— Work instructions —
All of the data is to be copied without a single change.

◇ ◇ ◇

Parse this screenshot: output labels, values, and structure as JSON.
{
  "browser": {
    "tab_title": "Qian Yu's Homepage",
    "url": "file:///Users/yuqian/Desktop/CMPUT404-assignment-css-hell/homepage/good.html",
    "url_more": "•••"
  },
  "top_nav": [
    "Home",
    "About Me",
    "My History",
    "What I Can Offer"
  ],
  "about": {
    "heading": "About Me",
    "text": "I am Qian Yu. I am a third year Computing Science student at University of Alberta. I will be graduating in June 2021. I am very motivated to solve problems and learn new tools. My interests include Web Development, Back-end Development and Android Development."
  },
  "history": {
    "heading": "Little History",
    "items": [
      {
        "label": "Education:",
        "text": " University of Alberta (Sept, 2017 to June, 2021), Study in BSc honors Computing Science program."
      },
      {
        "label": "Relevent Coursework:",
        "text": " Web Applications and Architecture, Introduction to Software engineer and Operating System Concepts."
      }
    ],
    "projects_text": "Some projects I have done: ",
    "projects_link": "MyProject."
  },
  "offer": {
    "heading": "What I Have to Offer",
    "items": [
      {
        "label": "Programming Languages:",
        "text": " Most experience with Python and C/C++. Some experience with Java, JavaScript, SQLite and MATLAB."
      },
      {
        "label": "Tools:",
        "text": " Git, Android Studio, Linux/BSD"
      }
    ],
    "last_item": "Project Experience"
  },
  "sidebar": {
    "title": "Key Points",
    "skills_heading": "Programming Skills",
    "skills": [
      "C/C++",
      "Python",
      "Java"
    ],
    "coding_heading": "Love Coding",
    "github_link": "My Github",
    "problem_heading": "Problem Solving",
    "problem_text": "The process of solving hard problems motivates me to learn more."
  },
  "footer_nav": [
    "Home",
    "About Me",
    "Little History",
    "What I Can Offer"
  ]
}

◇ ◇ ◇

— Solution to this exercise —
Parse this screenshot: output labels, values, and structure as JSON.
{
  "browser": {
    "tab_title": "Qian Yu's Homepage",
    "url": "file:///Users/yuqian/Desktop/CMPUT404-assignment-css-hell/homepage/good.html",
    "url_more": "•••"
  },
  "top_nav": [
    "Home",
    "About Me",
    "My History",
    "What I Can Offer"
  ],
  "about": {
    "heading": "About Me",
    "text": "I am Qian Yu. I am a third year Computing Science student at University of Alberta. I will be graduating in June 2021. I am very motivated to solve problems and learn new tools. My interests include Web Development, Back-end Development and Android Development."
  },
  "history": {
    "heading": "Little History",
    "items": [
      {
        "label": "Education:",
        "text": " University of Alberta (Sept, 2017 to June, 2021), Study in BSc honors Computing Science program."
      },
      {
        "label": "Relevent Coursework:",
        "text": " Web Applications and Architecture, Introduction to Software engineer and Operating System Concepts."
      }
    ],
    "projects_text": "Some projects I have done: ",
    "projects_link": "MyProject."
  },
  "offer": {
    "heading": "What I Have to Offer",
    "items": [
      {
        "label": "Programming Languages:",
        "text": " Most experience with Python and C/C++. Some experience with Java, JavaScript, SQLite and MATLAB."
      },
      {
        "label": "Tools:",
        "text": " Git, Android Studio, Linux/BSD"
      }
    ],
    "last_item": "Project Experience"
  },
  "sidebar": {
    "title": "Key Points",
    "skills_heading": "Programming Skills",
    "skills": [
      "C/C++",
      "Python",
      "Java"
    ],
    "coding_heading": "Love Coding",
    "github_link": "My Github",
    "problem_heading": "Problem Solving",
    "problem_text": "The process of solving hard problems motivates me to learn more."
  },
  "footer_nav": [
    "Home",
    "About Me",
    "Little History",
    "What I Can Offer"
  ]
}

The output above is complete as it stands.